1. Kerala crisis of 1959– In 1957, the Communist Party of India won the assembly elections of Kerala by a slim majority, forming the first communist state government in the country as well as one of the world’s first democratically elected communist government with EMS Namboodiripad as the Chief Minister. Now while Jawaharlal Nehru saw Indian communists as opponents, he was willing to give the new democratically-elected state government a chance since they promised to function within the constitutional bounds.
But the same cannot be said about his daughter Indira, the President of the Congress party, who was determined to dislodge the elected government. She saw her chance when an education bill was introduced by EMS soon after assuming his post. The bill claimed for better wages and working conditions for the teachers in private schools and colleges; in other words, the bill was an encroachment by government into private educational institutes since the Catholics, Ezhavas and Nairs of Kerala ran multiple charitable schools.
The local Congress party members incited the upset parties into organising state-wide agitations terming them as the “Liberation Struggle”. Kerala was plagued by strikes and protests with the protesters employing mob violence. The government responded with harsh police action. Around 150,000 protesters were jailed. It is now public knowledge that the agitators of the Congress party were goaded by were goaded by Indira Gandhi who pressurized her father who finally relented. The EMS Government became the first democratically elected state government with a clear majority to be dismissed using Emergency Powers in July 1959. While PM Nehru was defamed, few disagreed that it was the doing of his dictatorial daughter.
2. Dismissal of the NTR government: In the 1983 assembly elections, the Telugu Desam Party, led by veteran actor-turned politician NT Rama Rao won by an absolute majority, winning 203 out of the 294 seats.

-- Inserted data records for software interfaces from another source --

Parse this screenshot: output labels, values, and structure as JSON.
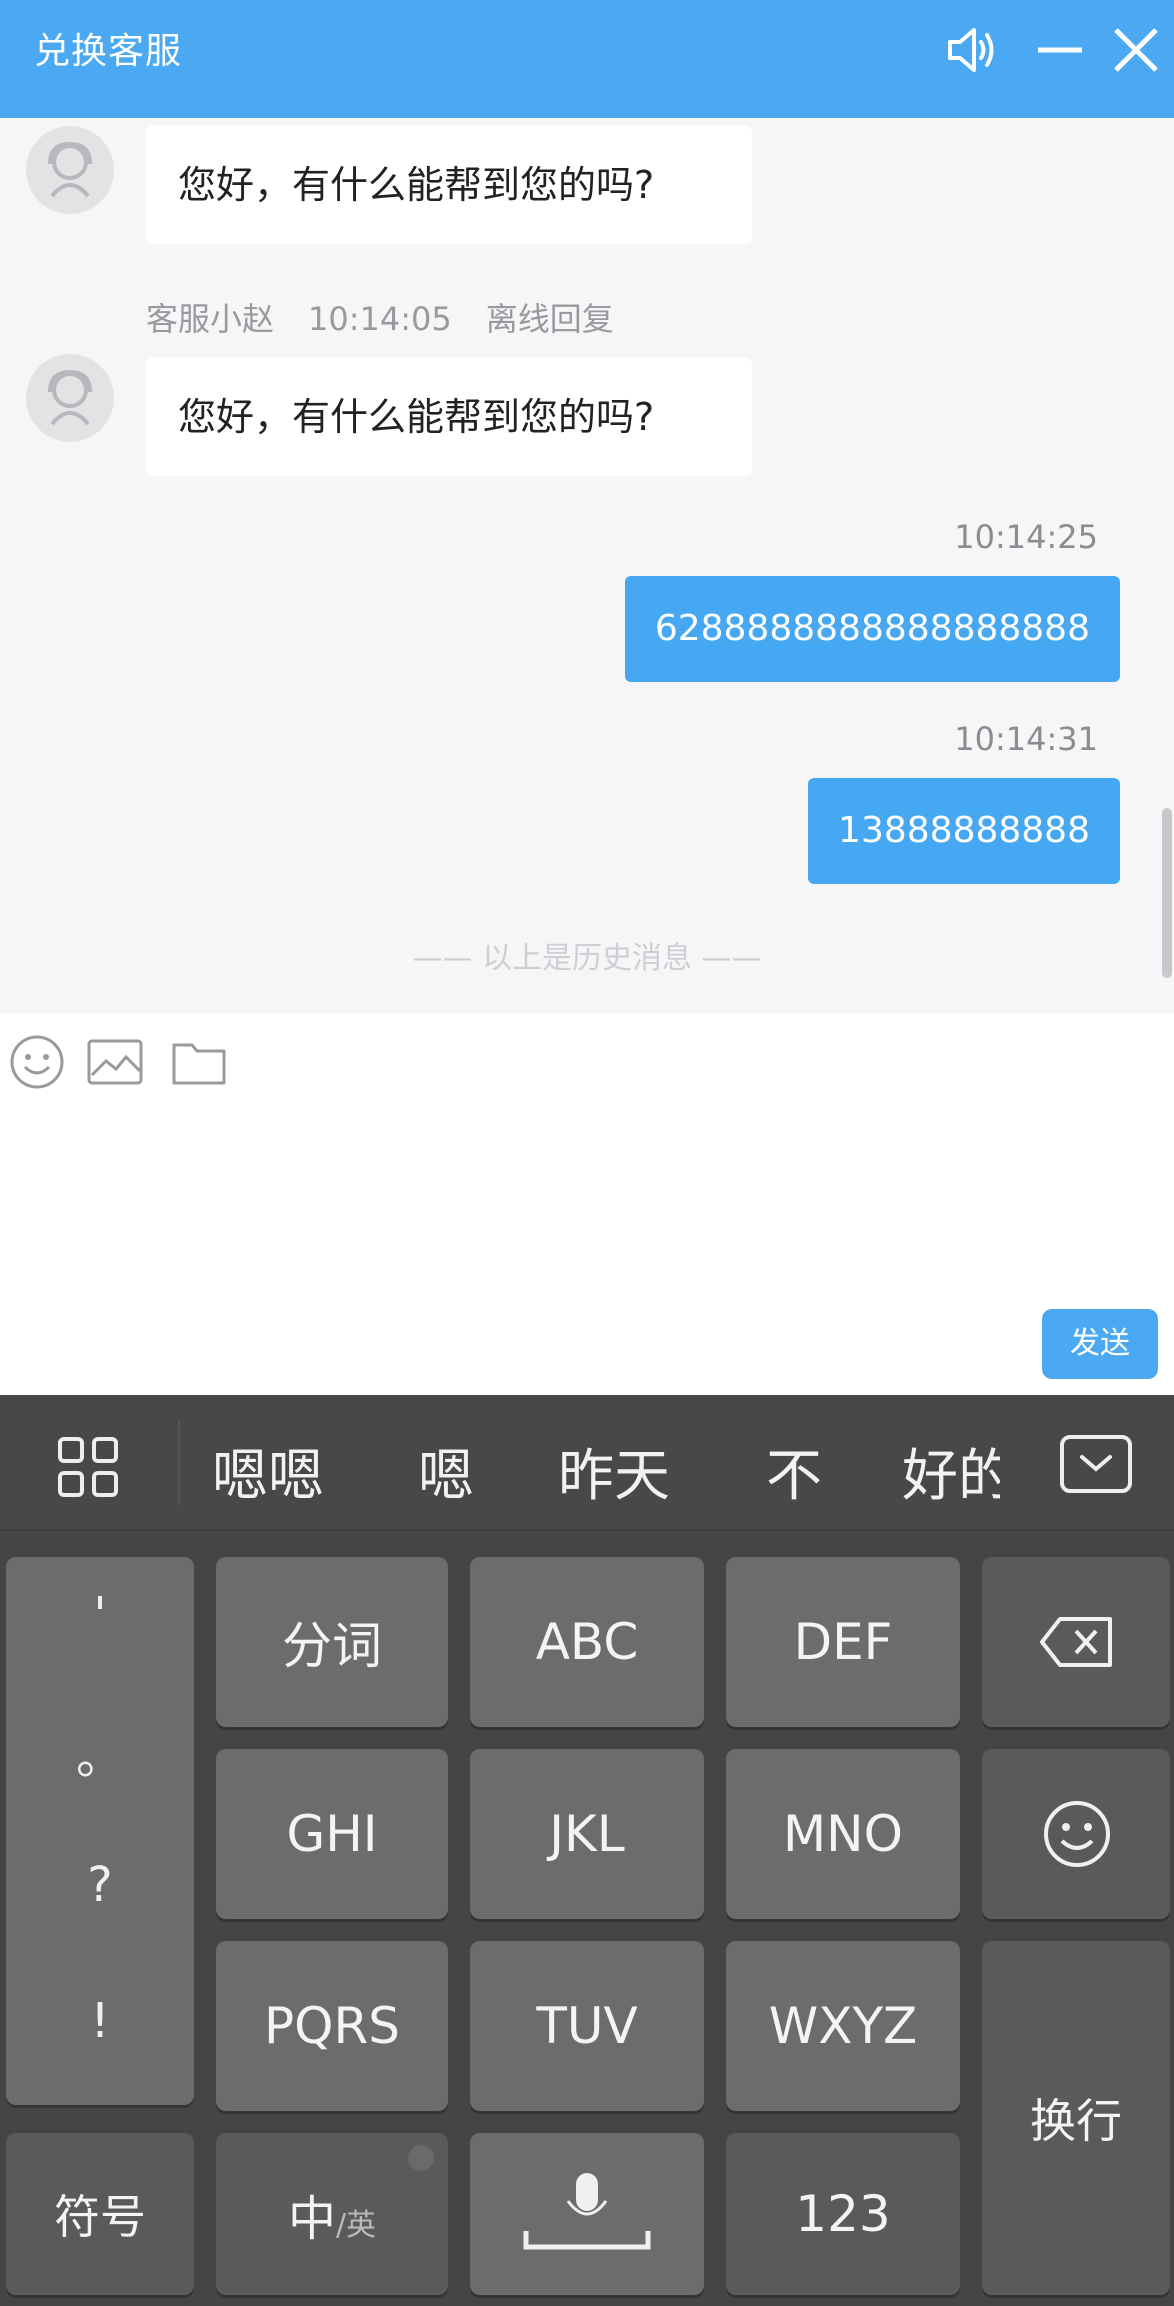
{
  "header": {
    "title": "兑换客服"
  },
  "chat": {
    "messages_in": [
      {
        "text": "您好，有什么能帮到您的吗?"
      },
      {
        "agent": "客服小赵",
        "time": "10:14:05",
        "status": "离线回复",
        "text": "您好，有什么能帮到您的吗?"
      }
    ],
    "messages_out": [
      {
        "time": "10:14:25",
        "text": "6288888888888888888"
      },
      {
        "time": "10:14:31",
        "text": "13888888888"
      }
    ],
    "history_divider": "—— 以上是历史消息 ——"
  },
  "input": {
    "send_label": "发送"
  },
  "keyboard": {
    "candidates": [
      "嗯嗯",
      "嗯",
      "昨天",
      "不",
      "好的"
    ],
    "punctuation": [
      "'",
      "。",
      "?",
      "!"
    ],
    "keys": {
      "fenci": "分词",
      "abc": "ABC",
      "def": "DEF",
      "ghi": "GHI",
      "jkl": "JKL",
      "mno": "MNO",
      "pqrs": "PQRS",
      "tuv": "TUV",
      "wxyz": "WXYZ",
      "symbols": "符号",
      "lang_zh": "中",
      "lang_en": "/英",
      "num": "123",
      "enter": "换行"
    },
    "icons": [
      "grid-icon",
      "keyboard-hide-icon",
      "backspace-icon",
      "emoji-icon",
      "microphone-icon"
    ]
  },
  "colors": {
    "accent": "#4aa9f2",
    "bubble_out": "#46a8f2",
    "keyboard_bg": "#454545",
    "key_bg": "#6c6c6c"
  }
}
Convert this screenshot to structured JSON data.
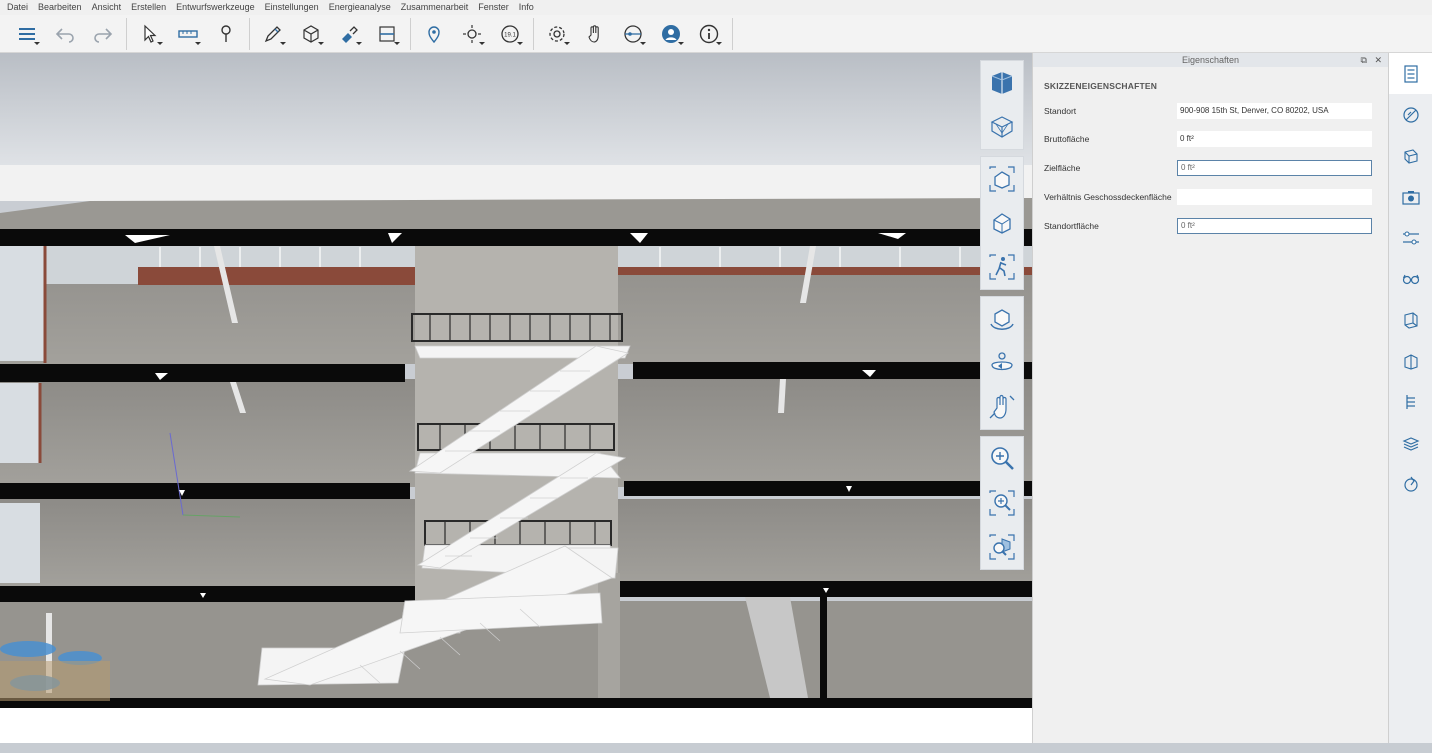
{
  "menu": [
    "Datei",
    "Bearbeiten",
    "Ansicht",
    "Erstellen",
    "Entwurfswerkzeuge",
    "Einstellungen",
    "Energieanalyse",
    "Zusammenarbeit",
    "Fenster",
    "Info"
  ],
  "toolbar_icons": [
    "list-icon",
    "undo-icon",
    "redo-icon",
    "select-arrow-icon",
    "measure-icon",
    "pushpin-icon",
    "pencil-icon",
    "box-icon",
    "paint-icon",
    "section-icon",
    "location-pin-icon",
    "sun-icon",
    "timeline-icon",
    "gear-icon",
    "hand-icon",
    "globe-icon",
    "user-icon",
    "info-icon"
  ],
  "toolbar_badge": "19.1",
  "properties": {
    "panel_title": "Eigenschaften",
    "section": "SKIZZENEIGENSCHAFTEN",
    "rows": [
      {
        "label": "Standort",
        "value": "900-908 15th St, Denver, CO 80202, USA"
      },
      {
        "label": "Bruttofläche",
        "value": "0 ft²"
      },
      {
        "label": "Zielfläche",
        "value": "0 ft²"
      },
      {
        "label": "Verhältnis Geschossdeckenfläche",
        "value": ""
      },
      {
        "label": "Standortfläche",
        "value": "0 ft²"
      }
    ]
  },
  "colors": {
    "accent": "#2f6da3",
    "floor": "#8e8c88",
    "slab": "#0a0a0a"
  }
}
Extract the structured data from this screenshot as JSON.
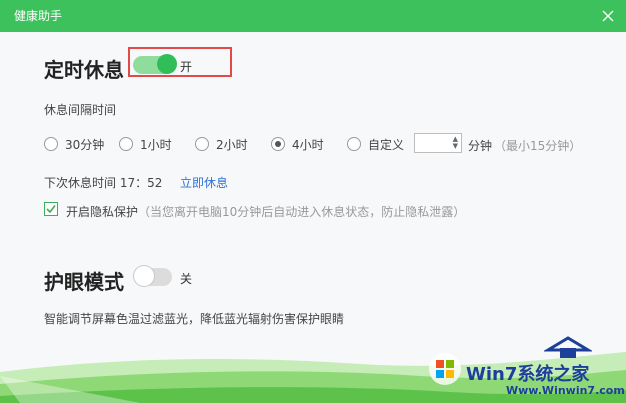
{
  "window": {
    "title": "健康助手"
  },
  "timed_rest": {
    "title": "定时休息",
    "toggle_state": "开",
    "interval_label": "休息间隔时间",
    "options": [
      {
        "label": "30分钟",
        "checked": false
      },
      {
        "label": "1小时",
        "checked": false
      },
      {
        "label": "2小时",
        "checked": false
      },
      {
        "label": "4小时",
        "checked": true
      },
      {
        "label": "自定义",
        "checked": false
      }
    ],
    "custom_unit": "分钟",
    "custom_hint": "（最小15分钟）",
    "next_rest_label": "下次休息时间 17：52",
    "rest_now_link": "立即休息",
    "privacy_label": "开启隐私保护",
    "privacy_hint": "（当您离开电脑10分钟后自动进入休息状态，防止隐私泄露）"
  },
  "eye_care": {
    "title": "护眼模式",
    "toggle_state": "关",
    "description": "智能调节屏幕色温过滤蓝光，降低蓝光辐射伤害保护眼睛"
  },
  "watermark": {
    "brand": "Win7系统之家",
    "url": "Www.Winwin7.com"
  },
  "colors": {
    "accent": "#3cc15d",
    "toggle_on": "#31bd58",
    "link": "#2f73d9",
    "highlight": "#e24a4a"
  }
}
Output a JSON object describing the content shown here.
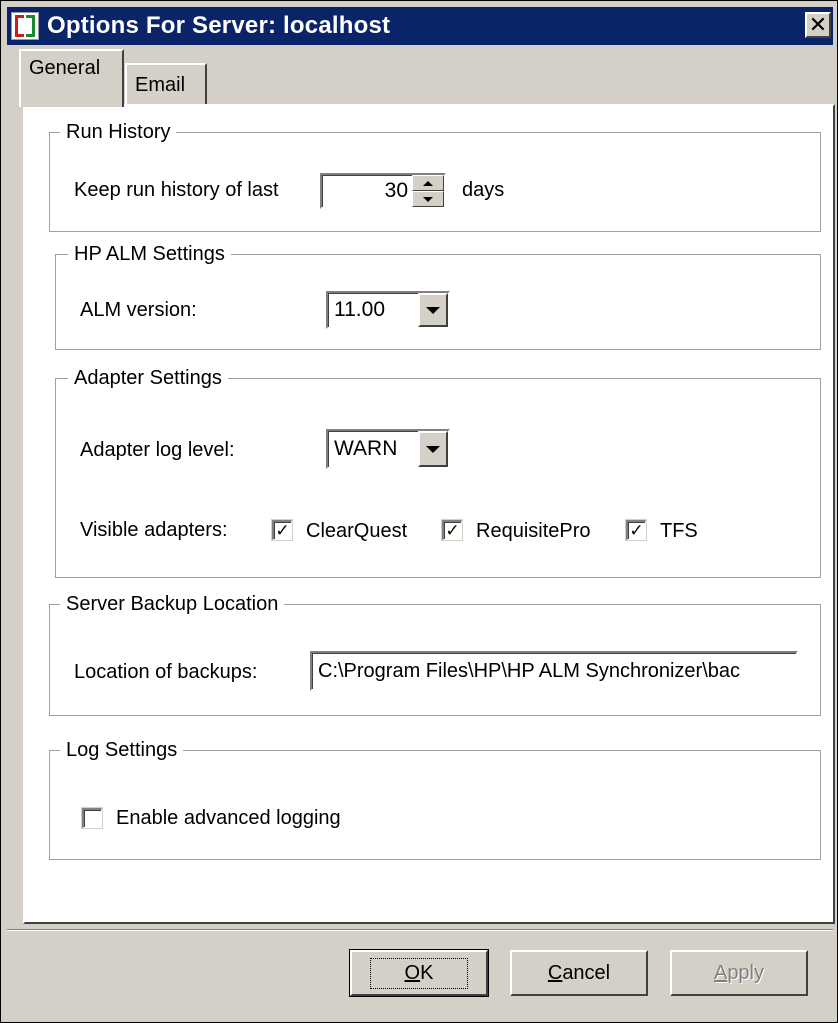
{
  "window": {
    "title": "Options For Server: localhost",
    "close_glyph": "✕"
  },
  "tabs": [
    {
      "label": "General",
      "active": true
    },
    {
      "label": "Email",
      "active": false
    }
  ],
  "run_history": {
    "legend": "Run History",
    "keep_label": "Keep run history of last",
    "days_value": "30",
    "days_unit": "days"
  },
  "alm_settings": {
    "legend": "HP ALM Settings",
    "version_label": "ALM version:",
    "version_value": "11.00"
  },
  "adapter_settings": {
    "legend": "Adapter Settings",
    "log_level_label": "Adapter log level:",
    "log_level_value": "WARN",
    "visible_label": "Visible adapters:",
    "adapters": [
      {
        "label": "ClearQuest",
        "checked": true
      },
      {
        "label": "RequisitePro",
        "checked": true
      },
      {
        "label": "TFS",
        "checked": true
      }
    ]
  },
  "backup": {
    "legend": "Server Backup Location",
    "location_label": "Location of backups:",
    "location_value": "C:\\Program Files\\HP\\HP ALM Synchronizer\\bac"
  },
  "log_settings": {
    "legend": "Log Settings",
    "advanced_label": "Enable advanced logging",
    "advanced_checked": false
  },
  "buttons": {
    "ok_first": "O",
    "ok_rest": "K",
    "cancel_first": "C",
    "cancel_rest": "ancel",
    "apply_first": "A",
    "apply_rest": "pply"
  },
  "colors": {
    "titlebar": "#0a246a",
    "face": "#d4d0c8",
    "panel": "#ffffff"
  }
}
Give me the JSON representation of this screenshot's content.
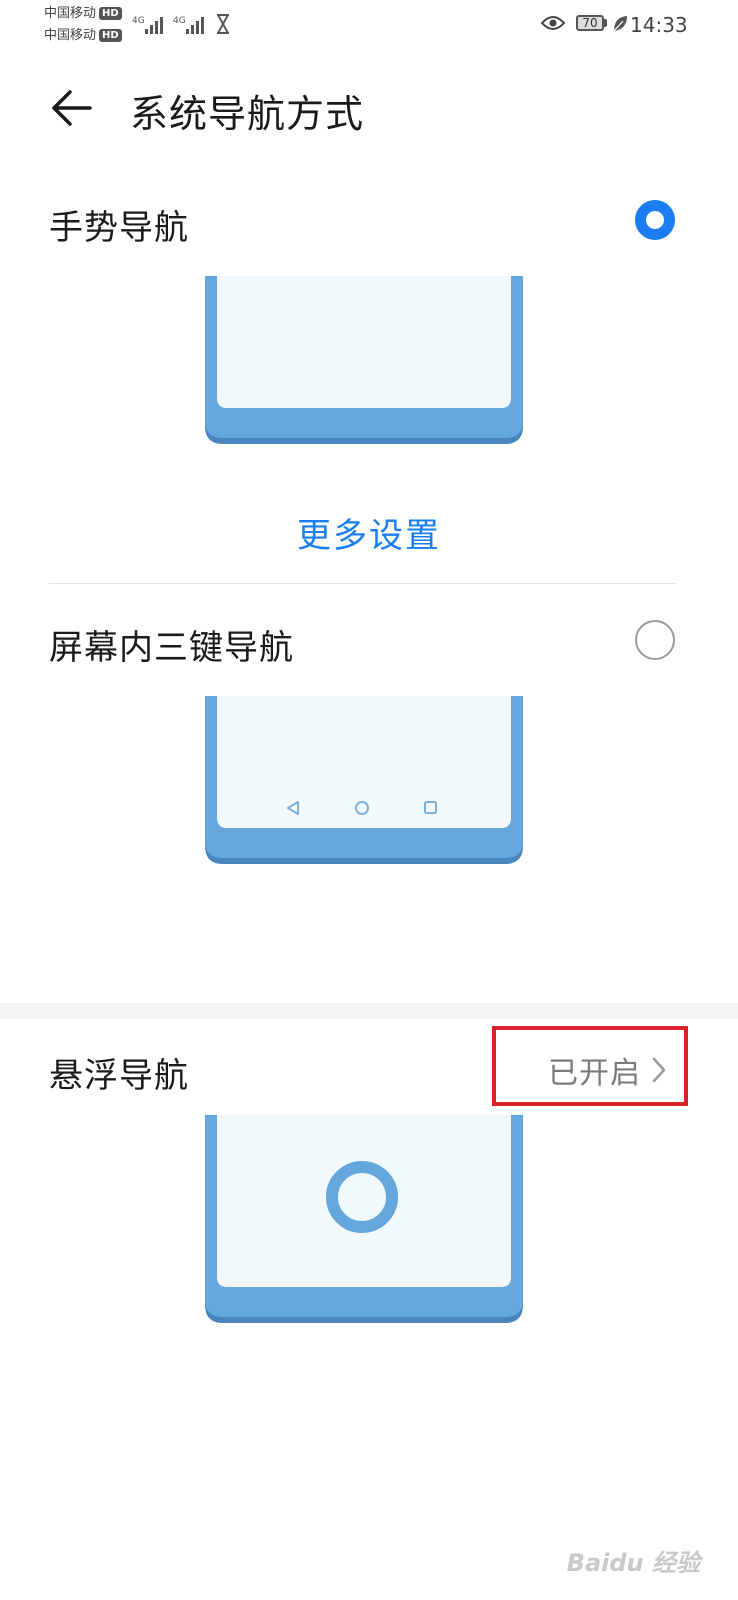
{
  "status_bar": {
    "carrier1": "中国移动",
    "carrier2": "中国移动",
    "hd_label": "HD",
    "net1": "4G",
    "net2": "4G",
    "battery": "70",
    "time": "14:33"
  },
  "header": {
    "title": "系统导航方式"
  },
  "options": {
    "gesture": {
      "label": "手势导航",
      "selected": true,
      "more_link": "更多设置"
    },
    "three_key": {
      "label": "屏幕内三键导航",
      "selected": false
    },
    "floating": {
      "label": "悬浮导航",
      "status": "已开启"
    }
  },
  "watermark": {
    "text": "Baidu 经验"
  },
  "colors": {
    "accent": "#1a7df1",
    "phone_frame": "#63a7dc",
    "phone_screen": "#f2f9fd",
    "highlight": "#d9202b"
  }
}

NTR himself won both the seats in Gudivada and Tirupati and was sworn in as the first non-Congress Chief Minister of the state on 9 January 1983.
Although very popular with the voters of the then Andhra Pradesh, the administration was not on good terms with the Indira Gandhi-led government in New Delhi. It was only natural for the centre to dismiss the state government. And the time came on 15 August 1984, when NTR was in the USA undergoing an open heart surgery. His finance minister, Nadendla Bhaskara Rao, was made the Chief Minister by the Governor Ramlal. The reason given was the charge of communal violence which allegedly occurred due to NTR’s negligence. Bhaskara Rao wrongly claimed the support of majority of the TDP MLAs. When NTR returned to India after his surgery, he demonstrated his strength by bringing all the MLAs supporting him, which was a majority in the 294 member assembly, to the Governor’s Office.
The Governor Ramlal, an Indira loyalist, did not relent. In response, NTR campaigned for his restoration by mobilizing public support and also that of various anti-Congress political parties including the Janata Party and the Bharatiya Janata Party among others. The immense popularity of NTR made this campaign a success causing PM Indira Gandhi to reluctantly remove Governor Ramlal and restoring NTR as CM in September 1984. One would have thought Mrs. Gandhi learned her lesson from the debacle of the Emergency. However… Once a dictator always a dictator.
While EMS Nambodiripad’s dismissal showed how the communist theory of agitations and strikes can be used against them, NT Rama Rao proved that true public support is more powerful than high-handed autocracy. It is important that today we remember the examples of Kerala and Andhra Pradesh apart from recalling the momentary demise of democracy under Indira Gandhi’s autocratic rule.